Ketchum will be looking for between six and 10 recruits, Elle said, depending on the budget.

"We look forward to getting a bunch of new faces into the emergency services," he said.

Up to 30 people countywide will be accepted into the academy. All will go through basic training together, which can help facilitate teamwork in future emergency situations.

"In a mutual-aid instance, we're able to do the job pretty seamlessly," said Ketchum's Tory Canfield, senior lieutenant/paramedic.

Canfield also is in charge of fire training for the department, and will teach at the fall academy.

People who are interested in joining are encouraged to talk to firefighters to see what the job entails. While no experience is necessary, Canfield said, applicants need to be healthy and in good physical condition as well as have a desire to help people.

"Not every call is life or death," she said. "But on every call you have the opportunity to make a difference in someone's life."

Before entering the academy, candidates may be required to pass a few tests to ensure that they meet minimum qualifications.

"It's not necessarily easy," Nurge said. "You've got to come in with a good attitude and work hard."

Recruits have to live in the jurisdiction that will be sponsoring them for the academy.

"It's a great opportunity to give back to the community you live in," Elle said, adding that the job is a great fit for adrenaline junkies. "When the pager goes off, that's it. It's huge."
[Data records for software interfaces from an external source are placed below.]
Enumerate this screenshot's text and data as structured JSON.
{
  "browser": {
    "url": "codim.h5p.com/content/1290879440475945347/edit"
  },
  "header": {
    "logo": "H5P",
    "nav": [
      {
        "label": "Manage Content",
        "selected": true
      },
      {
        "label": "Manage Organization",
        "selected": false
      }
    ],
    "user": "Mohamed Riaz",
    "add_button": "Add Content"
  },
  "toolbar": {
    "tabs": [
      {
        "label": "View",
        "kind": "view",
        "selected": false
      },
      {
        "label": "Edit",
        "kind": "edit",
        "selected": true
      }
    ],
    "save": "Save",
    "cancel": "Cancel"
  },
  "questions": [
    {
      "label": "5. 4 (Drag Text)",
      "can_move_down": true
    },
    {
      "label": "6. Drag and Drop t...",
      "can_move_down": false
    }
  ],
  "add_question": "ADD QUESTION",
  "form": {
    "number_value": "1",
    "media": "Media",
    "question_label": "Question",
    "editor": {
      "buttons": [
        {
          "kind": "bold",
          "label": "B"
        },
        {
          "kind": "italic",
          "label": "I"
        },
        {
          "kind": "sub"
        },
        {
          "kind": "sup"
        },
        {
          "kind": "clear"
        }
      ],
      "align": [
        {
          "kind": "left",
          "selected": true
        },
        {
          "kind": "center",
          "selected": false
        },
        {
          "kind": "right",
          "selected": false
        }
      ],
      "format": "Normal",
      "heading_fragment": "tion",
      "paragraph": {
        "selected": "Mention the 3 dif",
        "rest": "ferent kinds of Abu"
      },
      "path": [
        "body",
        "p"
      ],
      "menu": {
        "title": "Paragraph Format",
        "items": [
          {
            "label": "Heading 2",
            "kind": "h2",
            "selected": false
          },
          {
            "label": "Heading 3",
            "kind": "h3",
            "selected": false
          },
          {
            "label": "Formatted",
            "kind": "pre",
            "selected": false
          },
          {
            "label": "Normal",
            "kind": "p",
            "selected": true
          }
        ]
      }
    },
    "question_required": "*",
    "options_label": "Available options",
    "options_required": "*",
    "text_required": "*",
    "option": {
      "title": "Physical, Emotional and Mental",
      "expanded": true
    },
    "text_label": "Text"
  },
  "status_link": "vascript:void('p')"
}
Rebecca Meany: rmeany@mtexpress.com

Ketchum Fire Department

All agencies recruiting paid volunteers

Interested applicants are asked to contact the agency that has jurisdiction where they live:

Wood River Fire & Rescue: 788-5577

Hailey Fire & Rescue Department: 788-3147

Bellevue Fire Department: 788-9277

Sun Valley Fire Department: 622-8234

Carey Rural Fire Protection District: 720-2076.

The countywide volunteer firefighter academy will be held on Thursday evenings, Aug. 25 to Nov. 17, as well as four Saturday sessions. The deadline to apply is July 20. For more information, stop in at your local fire department, or call instructor Tory Canfield at 726-7805.




 Local Weather 
Search archives:


Copyright © 2020 Express Publishing Inc.   Terms of Use   Privacy Policy
All Rights reserved. Reproduction in whole or in part in any form or medium without express written permission of Express Publishing Inc. is prohibited. 

The Idaho Mountain Express is distributed free to residents and guests throughout the Sun Valley, Idaho resort area community. Subscribers to the Idaho Mountain Express will read these stories and others in this week's issue.